A third Seminole war took place from 1855 to 1858. From their redoubt in the Everglades, the Seminole attacked non-Native surveyors and settlers. The Army, through its own attacks and by bringing in some Oklahoma Seminoles, succeeded in persuading another 100 or so Seminoles to relocate, but about 300 remained, undefeated, in Florida. There was never a formal peace treaty.
In the 1870s, as the first non-Natives began moving south of Lake Okeechobee, there was another call for Seminole removal, but the government decided against an attempt. In the late 19th century, a great demand for Seminole trade items led to close relationships being formed between Florida Natives and non-Native traders.
Western Seminole settled in present-day Seminole County, Oklahoma, in 1866. By the 1890s the people had formed 14 bands, including two composed of freedmen, or black Seminole. Each band was self-governing and had representation on the tribal council. Most of the western Seminole reservation, almost 350,000 acres, was allotted in the early 20th century. Through fraud and other questionable and illegal means, non-Natives by 1920 had acquired about 80% of the land originally deeded to Native Americans. Tribal governments were unilaterally dissolved when Oklahoma became a state in 1907. An oil field opened on Seminole land in 1923, but few Natives benefited. Many Oklahoma Seminole moved away from the community during and after World War II in search of jobs.
Native Baptists from Oklahoma achieved the first large-scale successes in Christianizing Florida Seminole in the early 20th century. Most Florida Seminole lived by subsistence hunting, trapping, and fishing, as well as by trading, until non-Natives overhunted and trapped out the region. Around the time of World War I, the subsistence economy disintegrated even further as Florida began to drain the swamps and promote agriculture.

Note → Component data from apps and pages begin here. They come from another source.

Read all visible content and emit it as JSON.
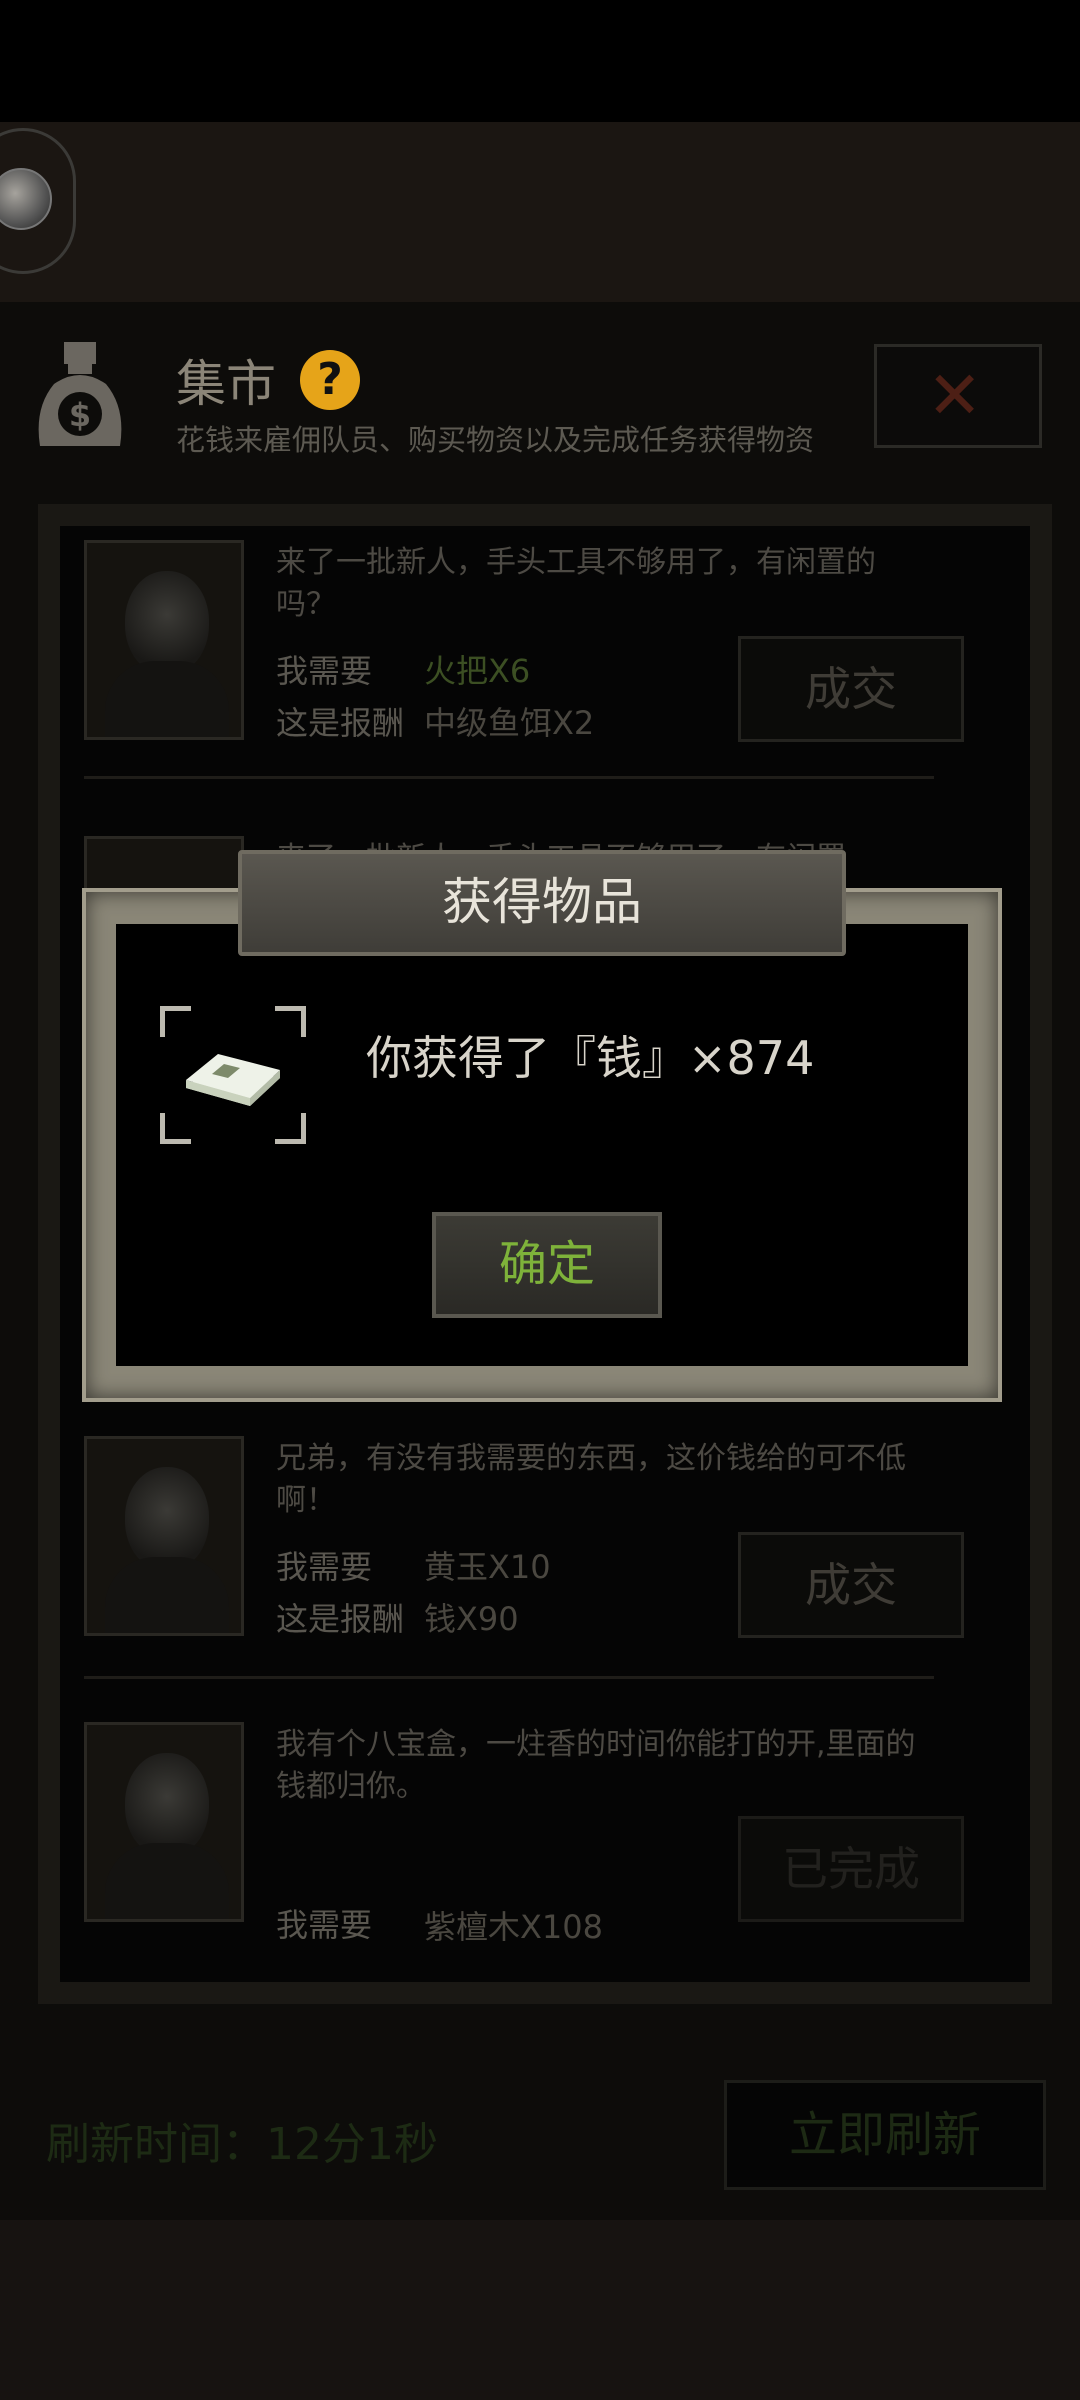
{
  "header": {
    "avatar_icon": "avatar"
  },
  "market": {
    "title": "集市",
    "subtitle": "花钱来雇佣队员、购买物资以及完成任务获得物资",
    "help_icon": "question-icon",
    "close_icon": "close-icon"
  },
  "requests": [
    {
      "text": "来了一批新人，手头工具不够用了，有闲置的吗？",
      "need_label": "我需要",
      "need_value": "火把X6",
      "need_color": "#3c4f23",
      "reward_label": "这是报酬",
      "reward_value": "中级鱼饵X2",
      "button": "成交"
    },
    {
      "text": "来了一批新人，手头工具不够用了，有闲置",
      "partial": true
    },
    {
      "text": "兄弟，有没有我需要的东西，这价钱给的可不低啊！",
      "need_label": "我需要",
      "need_value": "黄玉X10",
      "need_color": "#4a4740",
      "reward_label": "这是报酬",
      "reward_value": "钱X90",
      "button": "成交"
    },
    {
      "text": "我有个八宝盒，一炷香的时间你能打的开,里面的钱都归你。",
      "need_label": "我需要",
      "need_value": "紫檀木X108",
      "need_color": "#4a4740",
      "button": "已完成"
    }
  ],
  "footer": {
    "refresh_time": "刷新时间：12分1秒",
    "refresh_button": "立即刷新"
  },
  "dialog": {
    "title": "获得物品",
    "message": "你获得了『钱』×874",
    "item_icon": "money-stack-icon",
    "ok_button": "确定"
  }
}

By the 1920s, the new land boom, in conjunction with the drainage projects, led to significant Native impoverishment and displacement.
Most Seminole relocated to reservations during the 1930s and 1940s. There they quickly acculturated, adopting cattle herding, wage labor, schools, and Christianity. With the help of Florida's congressional delegation, the tribe avoided termination in the 1950s. At that time they adopted an Indian Reorganization Act–style corporate charter. Formal federal recognition came in 1957. By the 1950s, a group of more traditional Mikasuki-speaking Natives, mostly living deep in the Everglades, moved to separate themselves from the Seminole, whom they regarded as having largely renounced their Native traditions. After a great deal of struggle, the Miccosukees were given official permission by the federal government to form their own government, the Miccosukee Tribe, which they did in 1962.
Barry M. Pritzker
Debo, Angie. A History of the Indians of the United States. Norman: University of Oklahoma Press, 1970; Iverson, Peter. "We Are Still Here": American Indians in the Twentieth Century. Arlington Heights, IL: Davidson, 1998; Power, Susan C. Early Art of the Southeastern Indians: Feathered Serpents and Winged Beings. Athens: University of Georgia Press, 2004; Rawls, James. Chief Red Fox is Dead: A History of Native Americans in the Twentieth Century. Fort Worth, TX: Harcourt Brace College Publishing, 1996.